ACTION ITEM
Exclude the pictures, then copy all remaining records exactly.
<<<<
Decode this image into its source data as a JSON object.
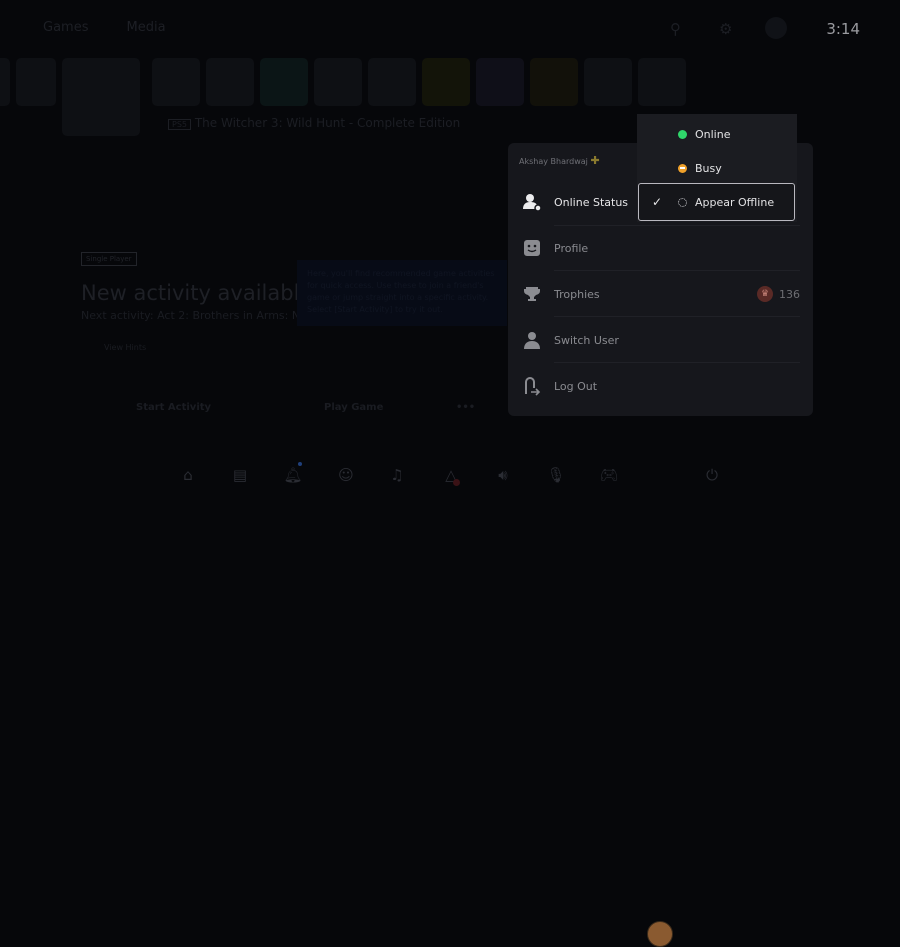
{
  "header": {
    "tabs": [
      "Games",
      "Media"
    ],
    "clock": "3:14",
    "icons": [
      "search-icon",
      "gear-icon",
      "avatar-icon"
    ]
  },
  "game": {
    "platform_badge": "PS5",
    "title": "The Witcher 3: Wild Hunt - Complete Edition"
  },
  "activity": {
    "badge": "Single Player",
    "headline": "New activity available",
    "subtitle": "Next activity: Act 2: Brothers in Arms: Novigrad",
    "hints": "View Hints",
    "tooltip": "Here, you'll find recommended game activities for quick access. Use these to join a friend's game or jump straight into a specific activity. Select [Start Activity] to try it out.",
    "buttons": [
      "Start Activity",
      "Play Game",
      "•••"
    ]
  },
  "profile_menu": {
    "user": "Akshay Bhardwaj",
    "items": [
      {
        "label": "Online Status",
        "icon": "online-status-icon"
      },
      {
        "label": "Profile",
        "icon": "profile-face-icon"
      },
      {
        "label": "Trophies",
        "icon": "trophy-icon",
        "value": "136"
      },
      {
        "label": "Switch User",
        "icon": "user-icon"
      },
      {
        "label": "Log Out",
        "icon": "logout-icon"
      }
    ]
  },
  "status_menu": {
    "options": [
      {
        "label": "Online",
        "color": "#2fd66a"
      },
      {
        "label": "Busy",
        "color": "#f0a12a"
      },
      {
        "label": "Appear Offline",
        "color": "#cfcfd3",
        "selected": true
      }
    ]
  },
  "control_bar": {
    "icons": [
      "home-icon",
      "game-base-icon",
      "notifications-icon",
      "game-base-friends-icon",
      "music-icon",
      "accessibility-icon",
      "sound-icon",
      "mic-muted-icon",
      "controller-icon",
      "avatar",
      "power-icon"
    ]
  }
}
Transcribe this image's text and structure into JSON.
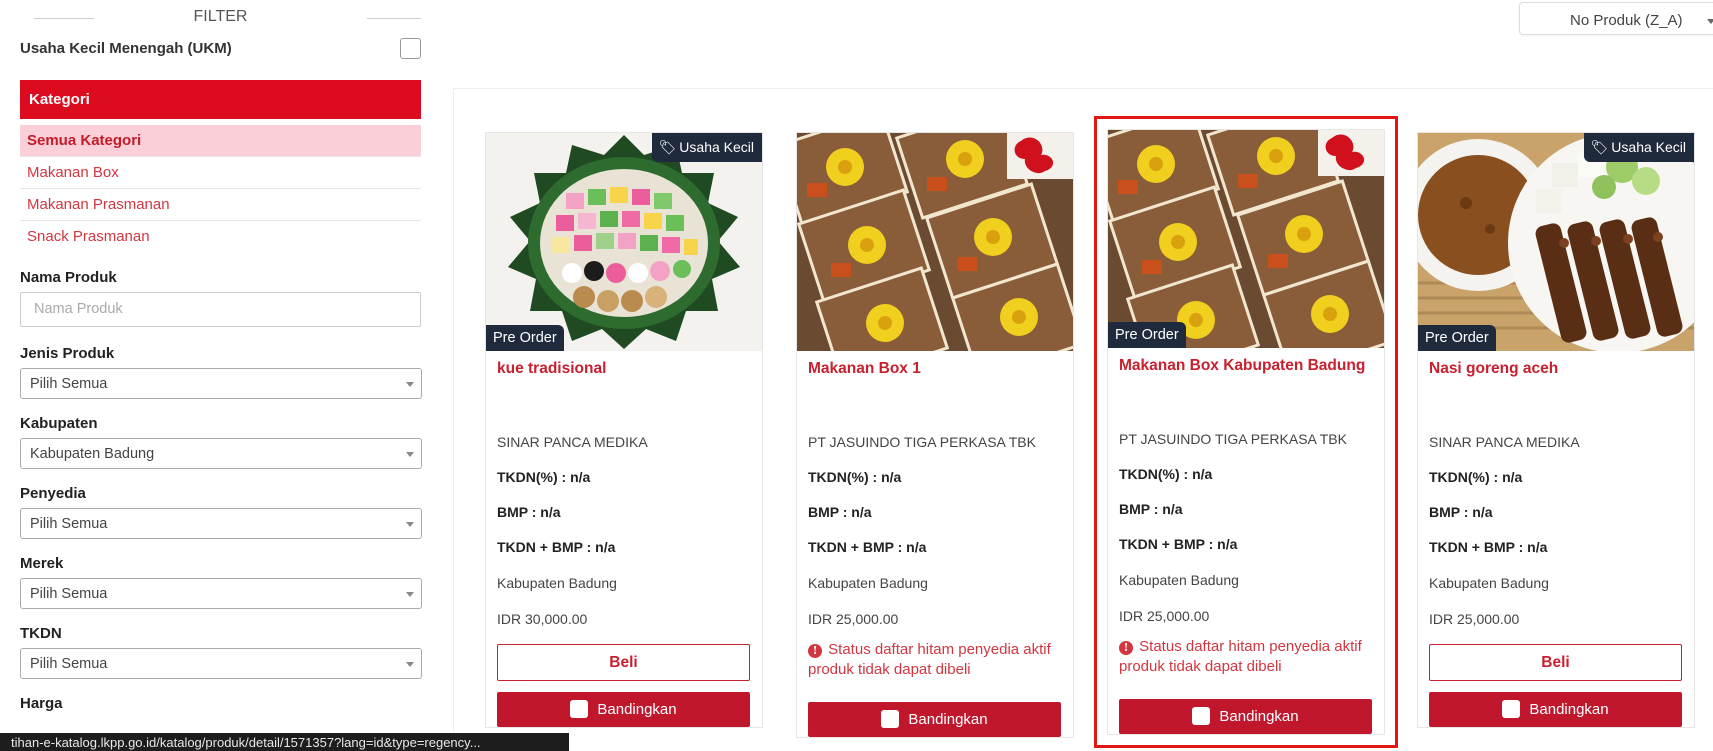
{
  "filter": {
    "title": "FILTER",
    "ukm_label": "Usaha Kecil Menengah (UKM)",
    "kategori": {
      "header": "Kategori",
      "items": [
        "Semua Kategori",
        "Makanan Box",
        "Makanan Prasmanan",
        "Snack Prasmanan"
      ]
    },
    "nama_produk": {
      "label": "Nama Produk",
      "placeholder": "Nama Produk"
    },
    "jenis_produk": {
      "label": "Jenis Produk",
      "value": "Pilih Semua"
    },
    "kabupaten": {
      "label": "Kabupaten",
      "value": "Kabupaten Badung"
    },
    "penyedia": {
      "label": "Penyedia",
      "value": "Pilih Semua"
    },
    "merek": {
      "label": "Merek",
      "value": "Pilih Semua"
    },
    "tkdn": {
      "label": "TKDN",
      "value": "Pilih Semua"
    },
    "harga": {
      "label": "Harga"
    }
  },
  "sort": {
    "value": "No Produk (Z_A)"
  },
  "products": [
    {
      "name": "kue tradisional",
      "vendor": "SINAR PANCA MEDIKA",
      "tkdn": "TKDN(%) : n/a",
      "bmp": "BMP : n/a",
      "tkdn_bmp": "TKDN + BMP : n/a",
      "region": "Kabupaten Badung",
      "price": "IDR 30,000.00",
      "badge_top": "Usaha Kecil",
      "badge_bottom": "Pre Order",
      "action": "Beli",
      "compare": "Bandingkan"
    },
    {
      "name": "Makanan Box 1",
      "vendor": "PT JASUINDO TIGA PERKASA TBK",
      "tkdn": "TKDN(%) : n/a",
      "bmp": "BMP : n/a",
      "tkdn_bmp": "TKDN + BMP : n/a",
      "region": "Kabupaten Badung",
      "price": "IDR 25,000.00",
      "warning": "Status daftar hitam penyedia aktif produk tidak dapat dibeli",
      "compare": "Bandingkan"
    },
    {
      "name": "Makanan Box Kabupaten Badung",
      "vendor": "PT JASUINDO TIGA PERKASA TBK",
      "tkdn": "TKDN(%) : n/a",
      "bmp": "BMP : n/a",
      "tkdn_bmp": "TKDN + BMP : n/a",
      "region": "Kabupaten Badung",
      "price": "IDR 25,000.00",
      "badge_bottom": "Pre Order",
      "warning": "Status daftar hitam penyedia aktif produk tidak dapat dibeli",
      "compare": "Bandingkan"
    },
    {
      "name": "Nasi goreng aceh",
      "vendor": "SINAR PANCA MEDIKA",
      "tkdn": "TKDN(%) : n/a",
      "bmp": "BMP : n/a",
      "tkdn_bmp": "TKDN + BMP : n/a",
      "region": "Kabupaten Badung",
      "price": "IDR 25,000.00",
      "badge_top": "Usaha Kecil",
      "badge_bottom": "Pre Order",
      "action": "Beli",
      "compare": "Bandingkan"
    }
  ],
  "statusbar": {
    "url": "tihan-e-katalog.lkpp.go.id/katalog/produk/detail/1571357?lang=id&type=regency..."
  },
  "colors": {
    "accent": "#dc0b20",
    "active_bg": "#fbcfd7",
    "button": "#c1172d",
    "badge": "#1f2a3c",
    "selection": "#e01515"
  }
}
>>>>
OUTPUT FOR THIS TASK
Decode this image into its source data as a JSON object.
{
  "header": {
    "tabs": [
      "Games",
      "Media"
    ],
    "clock": "3:14",
    "icons": [
      "search-icon",
      "gear-icon",
      "avatar-icon"
    ]
  },
  "game": {
    "platform_badge": "PS5",
    "title": "The Witcher 3: Wild Hunt - Complete Edition"
  },
  "activity": {
    "badge": "Single Player",
    "headline": "New activity available",
    "subtitle": "Next activity: Act 2: Brothers in Arms: Novigrad",
    "hints": "View Hints",
    "tooltip": "Here, you'll find recommended game activities for quick access. Use these to join a friend's game or jump straight into a specific activity. Select [Start Activity] to try it out.",
    "buttons": [
      "Start Activity",
      "Play Game",
      "•••"
    ]
  },
  "profile_menu": {
    "user": "Akshay Bhardwaj",
    "items": [
      {
        "label": "Online Status",
        "icon": "online-status-icon"
      },
      {
        "label": "Profile",
        "icon": "profile-face-icon"
      },
      {
        "label": "Trophies",
        "icon": "trophy-icon",
        "value": "136"
      },
      {
        "label": "Switch User",
        "icon": "user-icon"
      },
      {
        "label": "Log Out",
        "icon": "logout-icon"
      }
    ]
  },
  "status_menu": {
    "options": [
      {
        "label": "Online",
        "color": "#2fd66a"
      },
      {
        "label": "Busy",
        "color": "#f0a12a"
      },
      {
        "label": "Appear Offline",
        "color": "#cfcfd3",
        "selected": true
      }
    ]
  },
  "control_bar": {
    "icons": [
      "home-icon",
      "game-base-icon",
      "notifications-icon",
      "game-base-friends-icon",
      "music-icon",
      "accessibility-icon",
      "sound-icon",
      "mic-muted-icon",
      "controller-icon",
      "avatar",
      "power-icon"
    ]
  }
}
Transcribe this image's text and structure into JSON.
{
  "filter": {
    "title": "FILTER",
    "ukm_label": "Usaha Kecil Menengah (UKM)",
    "kategori": {
      "header": "Kategori",
      "items": [
        "Semua Kategori",
        "Makanan Box",
        "Makanan Prasmanan",
        "Snack Prasmanan"
      ]
    },
    "nama_produk": {
      "label": "Nama Produk",
      "placeholder": "Nama Produk"
    },
    "jenis_produk": {
      "label": "Jenis Produk",
      "value": "Pilih Semua"
    },
    "kabupaten": {
      "label": "Kabupaten",
      "value": "Kabupaten Badung"
    },
    "penyedia": {
      "label": "Penyedia",
      "value": "Pilih Semua"
    },
    "merek": {
      "label": "Merek",
      "value": "Pilih Semua"
    },
    "tkdn": {
      "label": "TKDN",
      "value": "Pilih Semua"
    },
    "harga": {
      "label": "Harga"
    }
  },
  "sort": {
    "value": "No Produk (Z_A)"
  },
  "products": [
    {
      "name": "kue tradisional",
      "vendor": "SINAR PANCA MEDIKA",
      "tkdn": "TKDN(%) : n/a",
      "bmp": "BMP : n/a",
      "tkdn_bmp": "TKDN + BMP : n/a",
      "region": "Kabupaten Badung",
      "price": "IDR 30,000.00",
      "badge_top": "Usaha Kecil",
      "badge_bottom": "Pre Order",
      "action": "Beli",
      "compare": "Bandingkan"
    },
    {
      "name": "Makanan Box 1",
      "vendor": "PT JASUINDO TIGA PERKASA TBK",
      "tkdn": "TKDN(%) : n/a",
      "bmp": "BMP : n/a",
      "tkdn_bmp": "TKDN + BMP : n/a",
      "region": "Kabupaten Badung",
      "price": "IDR 25,000.00",
      "warning": "Status daftar hitam penyedia aktif produk tidak dapat dibeli",
      "compare": "Bandingkan"
    },
    {
      "name": "Makanan Box Kabupaten Badung",
      "vendor": "PT JASUINDO TIGA PERKASA TBK",
      "tkdn": "TKDN(%) : n/a",
      "bmp": "BMP : n/a",
      "tkdn_bmp": "TKDN + BMP : n/a",
      "region": "Kabupaten Badung",
      "price": "IDR 25,000.00",
      "badge_bottom": "Pre Order",
      "warning": "Status daftar hitam penyedia aktif produk tidak dapat dibeli",
      "compare": "Bandingkan"
    },
    {
      "name": "Nasi goreng aceh",
      "vendor": "SINAR PANCA MEDIKA",
      "tkdn": "TKDN(%) : n/a",
      "bmp": "BMP : n/a",
      "tkdn_bmp": "TKDN + BMP : n/a",
      "region": "Kabupaten Badung",
      "price": "IDR 25,000.00",
      "badge_top": "Usaha Kecil",
      "badge_bottom": "Pre Order",
      "action": "Beli",
      "compare": "Bandingkan"
    }
  ],
  "statusbar": {
    "url": "tihan-e-katalog.lkpp.go.id/katalog/produk/detail/1571357?lang=id&type=regency..."
  },
  "colors": {
    "accent": "#dc0b20",
    "active_bg": "#fbcfd7",
    "button": "#c1172d",
    "badge": "#1f2a3c",
    "selection": "#e01515"
  }
}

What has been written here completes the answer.